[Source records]
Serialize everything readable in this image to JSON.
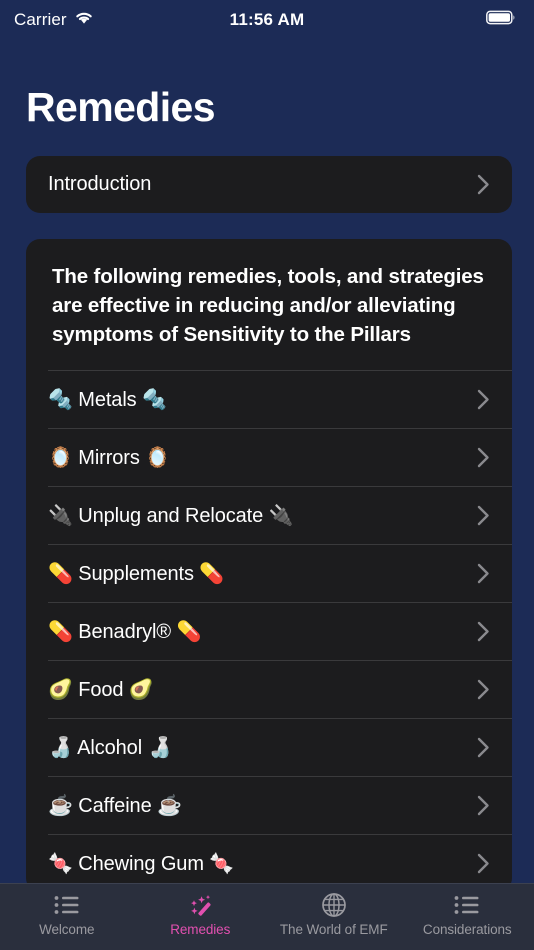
{
  "status_bar": {
    "carrier": "Carrier",
    "time": "11:56 AM",
    "wifi_icon": "wifi-icon",
    "battery_icon": "battery-full-icon"
  },
  "header": {
    "title": "Remedies"
  },
  "intro_card": {
    "label": "Introduction",
    "chevron_icon": "chevron-right-icon"
  },
  "main_card": {
    "blurb": "The following remedies, tools, and strategies are effective in reducing and/or alleviating symptoms of Sensitivity to the Pillars",
    "items": [
      {
        "label": "🔩 Metals 🔩",
        "name": "metals"
      },
      {
        "label": "🪞 Mirrors 🪞",
        "name": "mirrors"
      },
      {
        "label": "🔌 Unplug and Relocate 🔌",
        "name": "unplug-and-relocate"
      },
      {
        "label": "💊 Supplements 💊",
        "name": "supplements"
      },
      {
        "label": "💊 Benadryl® 💊",
        "name": "benadryl"
      },
      {
        "label": "🥑 Food 🥑",
        "name": "food"
      },
      {
        "label": "🍶 Alcohol 🍶",
        "name": "alcohol"
      },
      {
        "label": "☕ Caffeine ☕",
        "name": "caffeine"
      },
      {
        "label": "🍬 Chewing Gum 🍬",
        "name": "chewing-gum"
      }
    ]
  },
  "tab_bar": {
    "active_index": 1,
    "active_color": "#e250b0",
    "inactive_color": "#9a9aa0",
    "tabs": [
      {
        "label": "Welcome",
        "icon": "bulleted-list-icon"
      },
      {
        "label": "Remedies",
        "icon": "magic-wand-icon"
      },
      {
        "label": "The World of EMF",
        "icon": "globe-icon"
      },
      {
        "label": "Considerations",
        "icon": "bulleted-list-icon"
      }
    ]
  },
  "colors": {
    "page_background": "#1c2b56",
    "card_background": "#1c1c1e",
    "separator": "#3a3a3c",
    "tab_bar_background": "#2a2f3d",
    "accent": "#e250b0"
  }
}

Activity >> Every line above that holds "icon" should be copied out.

Finished exercise >>
    "wifi_icon": "wifi-icon",
    "battery_icon": "battery-full-icon"
    "chevron_icon": "chevron-right-icon"
        "icon": "bulleted-list-icon"
        "icon": "magic-wand-icon"
        "icon": "globe-icon"
        "icon": "bulleted-list-icon"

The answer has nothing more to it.